THE BLOG
18/11/2013 12:32 GMT | Updated 25/01/2014 16:01 GMT

Should I Go or Should I Stay?: The British Black Actors' Dilemma

This is a topic that has been alive amongst my fellow black performers pretty much since I began my career. In fact, once I'd been in the business about five years and had decent credits to my name, it became a constant companion to the usual actor repartee; so that: "Are you working?" was quickly followed by: "When you going over to America then?"

Recently the Labour politician Chuka Umunna placed the blame for so many black actors heading out to the US in search of more fulfilling roles in American productions firmly at the door of the British Film and Television industries, demanding they put an end to "lazy stereotyping" of ethnic minorities on screen. He cited the example of David Harewood, recently of Homeland and now on the Broadway stage, who recently bemoaned the lack of strong authoritative roles for black performers on the UK screens.

This is a topic that has been alive amongst my fellow black performers pretty much since I began my career. In fact, once I'd been in the business about five years and had decent credits to my name, it became a constant companion to the usual actor repartee; so that:

"Are you working?"

was quickly followed by :

"When you going over to America then?"

There would then follow a debate about the merits of leaving or sticking around. The main argument for leaving was that here for a long time the roles for black actors consisted of muggers and pimps and other such negative stereotypes that fed into the prevailing image of us in the media at that time. Indeed, some of my mates tried to talk me out of joining a profession that would entail me participating in that very denigration of us all. Growing up on an estate in South East London, I was acutely aware of how we as 'Black Youth' were seen by those outside and certainly didn't want portray anything that I considered demeaning.

The argument against leaving was that things were changing. The industry, it seemed had become uncomfortable with these old stereotypes and wanted to do something about it. No longer was a black actor required to don a balaclava, brandish a knife and utter:

"Gimme the money I will rob you!"

There was much rejoicing and patting each other on the backs.

I must confess, for a while I was in the latter camp; with series like Cracker and Prime Suspect, British television was on the up. Lynda LaPlante, Jimmy McGovern and Tony Marchant were writing characters not colours.

Alas, all was not as it seemed; these writers and one or two others aside, in their well-meaning attempts to portray positive images the industry had fallen into another trap. Now the black actor was required to don a white coat, brandish a stethoscope and utter:

"Gimme the pills I will heal you!"

Therein lay the problem: it was (and is) less to do with the occupation of the character you portray than it is with the content of the character. This is true of all actors of all ethnicities and both genders. I remember reading an article by Guardian columnist Gary Younge which stated that white people had no problem imagining black people as worse than them and no problem imagining black people as better than them; the problem arose when they tried to imagine us as the same as them.
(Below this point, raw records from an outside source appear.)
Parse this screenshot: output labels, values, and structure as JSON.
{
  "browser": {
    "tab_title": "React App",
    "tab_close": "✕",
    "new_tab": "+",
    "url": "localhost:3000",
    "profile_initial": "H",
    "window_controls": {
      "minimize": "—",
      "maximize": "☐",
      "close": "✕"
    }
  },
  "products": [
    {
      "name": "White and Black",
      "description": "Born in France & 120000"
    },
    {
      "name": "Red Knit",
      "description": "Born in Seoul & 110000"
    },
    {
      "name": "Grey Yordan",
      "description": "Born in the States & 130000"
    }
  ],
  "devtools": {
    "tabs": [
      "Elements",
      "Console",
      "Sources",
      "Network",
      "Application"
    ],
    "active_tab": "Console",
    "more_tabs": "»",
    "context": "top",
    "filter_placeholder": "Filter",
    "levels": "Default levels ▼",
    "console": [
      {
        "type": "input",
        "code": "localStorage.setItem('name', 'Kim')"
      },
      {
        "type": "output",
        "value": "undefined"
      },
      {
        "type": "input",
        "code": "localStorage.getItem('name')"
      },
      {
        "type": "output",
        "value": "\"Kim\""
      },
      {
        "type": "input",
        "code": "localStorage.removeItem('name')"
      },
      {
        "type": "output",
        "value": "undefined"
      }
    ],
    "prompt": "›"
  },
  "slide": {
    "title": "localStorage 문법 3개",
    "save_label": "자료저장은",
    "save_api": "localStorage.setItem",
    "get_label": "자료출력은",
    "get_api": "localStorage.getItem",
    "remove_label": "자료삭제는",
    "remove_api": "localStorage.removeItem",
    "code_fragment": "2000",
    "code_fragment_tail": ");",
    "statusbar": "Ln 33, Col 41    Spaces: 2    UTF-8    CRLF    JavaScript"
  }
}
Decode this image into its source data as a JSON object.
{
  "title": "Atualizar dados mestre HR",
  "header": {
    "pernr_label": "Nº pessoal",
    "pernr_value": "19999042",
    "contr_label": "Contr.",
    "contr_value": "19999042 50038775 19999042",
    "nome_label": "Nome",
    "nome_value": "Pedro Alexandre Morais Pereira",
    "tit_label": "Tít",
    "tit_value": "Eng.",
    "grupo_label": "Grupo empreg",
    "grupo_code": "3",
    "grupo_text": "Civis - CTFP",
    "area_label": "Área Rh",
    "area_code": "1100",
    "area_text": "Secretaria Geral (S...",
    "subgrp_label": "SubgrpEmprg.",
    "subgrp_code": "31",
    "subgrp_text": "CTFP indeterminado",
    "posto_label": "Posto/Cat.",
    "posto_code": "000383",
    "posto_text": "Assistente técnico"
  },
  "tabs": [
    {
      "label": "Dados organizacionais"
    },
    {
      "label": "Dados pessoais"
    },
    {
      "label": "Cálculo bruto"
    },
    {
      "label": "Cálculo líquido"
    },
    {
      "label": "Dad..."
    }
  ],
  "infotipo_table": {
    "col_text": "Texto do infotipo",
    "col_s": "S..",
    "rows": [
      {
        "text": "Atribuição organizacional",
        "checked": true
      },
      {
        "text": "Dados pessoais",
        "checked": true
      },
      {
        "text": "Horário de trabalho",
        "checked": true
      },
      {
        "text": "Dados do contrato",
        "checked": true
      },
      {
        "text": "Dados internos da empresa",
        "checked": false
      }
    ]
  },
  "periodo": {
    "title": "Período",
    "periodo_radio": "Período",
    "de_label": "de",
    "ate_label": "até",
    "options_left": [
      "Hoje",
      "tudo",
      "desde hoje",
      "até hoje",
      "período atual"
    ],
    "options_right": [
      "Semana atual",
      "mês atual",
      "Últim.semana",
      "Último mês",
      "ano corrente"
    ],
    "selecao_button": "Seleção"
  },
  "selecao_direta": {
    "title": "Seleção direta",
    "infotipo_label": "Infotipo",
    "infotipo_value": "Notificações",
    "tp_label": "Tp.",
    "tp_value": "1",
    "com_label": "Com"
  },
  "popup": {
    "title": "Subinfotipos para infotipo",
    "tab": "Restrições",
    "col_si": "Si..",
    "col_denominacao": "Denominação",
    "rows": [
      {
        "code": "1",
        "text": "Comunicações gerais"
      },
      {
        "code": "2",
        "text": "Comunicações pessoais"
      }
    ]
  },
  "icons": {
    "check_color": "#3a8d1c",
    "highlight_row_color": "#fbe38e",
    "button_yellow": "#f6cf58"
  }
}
Having never been white I have no notion as to the accuracy of that postulation but it certainly went some way to explaining ethnic actors' complaints then and to some extent now.

Despite having shifted position to the "Just give it a try over there" camp, I think things are much better here now, it's just that progress is so damn slow and the US is so far ahead. Not just with shows like the rightly lauded The Wire but also Six Feet Under, the above-mentioned Homeland, Without A Trace, Dexter, I could go on, really I could. All shows with characters from different ethnicities but characters all the same.

David Oyelowo, another actor from over here doing very well over there, cited the argument of the British film industry "that there was no audience for black films." That may well be the prevailing belief here, which also feeds into why so many of my colleagues have decided to ply their trade Stateside. It makes you wonder though, doesn't it? Should we still be looking at film and television in such bald terms? Isn't story enough? When I watch Harrison Ford searching for his missing wife through the streets of Paris, I empathize with a man trying to rescue the woman he loves; when I watch Denzel struggling with substance abuse issues and survivors' guilt, I empathize with a man trying to conquer his demons; their respective races really has little to do with my enjoyment or otherwise of the movies.

One last anecdote to illustrate the differences; I once read for a role in a US pilot. When I finished, the LA casting director told me she thought I was wonderful, too good for the part I had read for, and would I come back and read for the lead? But the lead's white, I said. She looked at me:

"So?"

She explained they just wanted a good actor and they could "work stuff out" if they liked me. I didn't get the part but I was extremely happy and jealous of my American counterparts if this is their auditioning experience.

I'm lucky, my career thus far has been pretty varied and especially in theatre, not constrained or defined by my colour. Indeed I have two TV projects airing next year that have nothing to do with my ethnicity so I remain optimistic.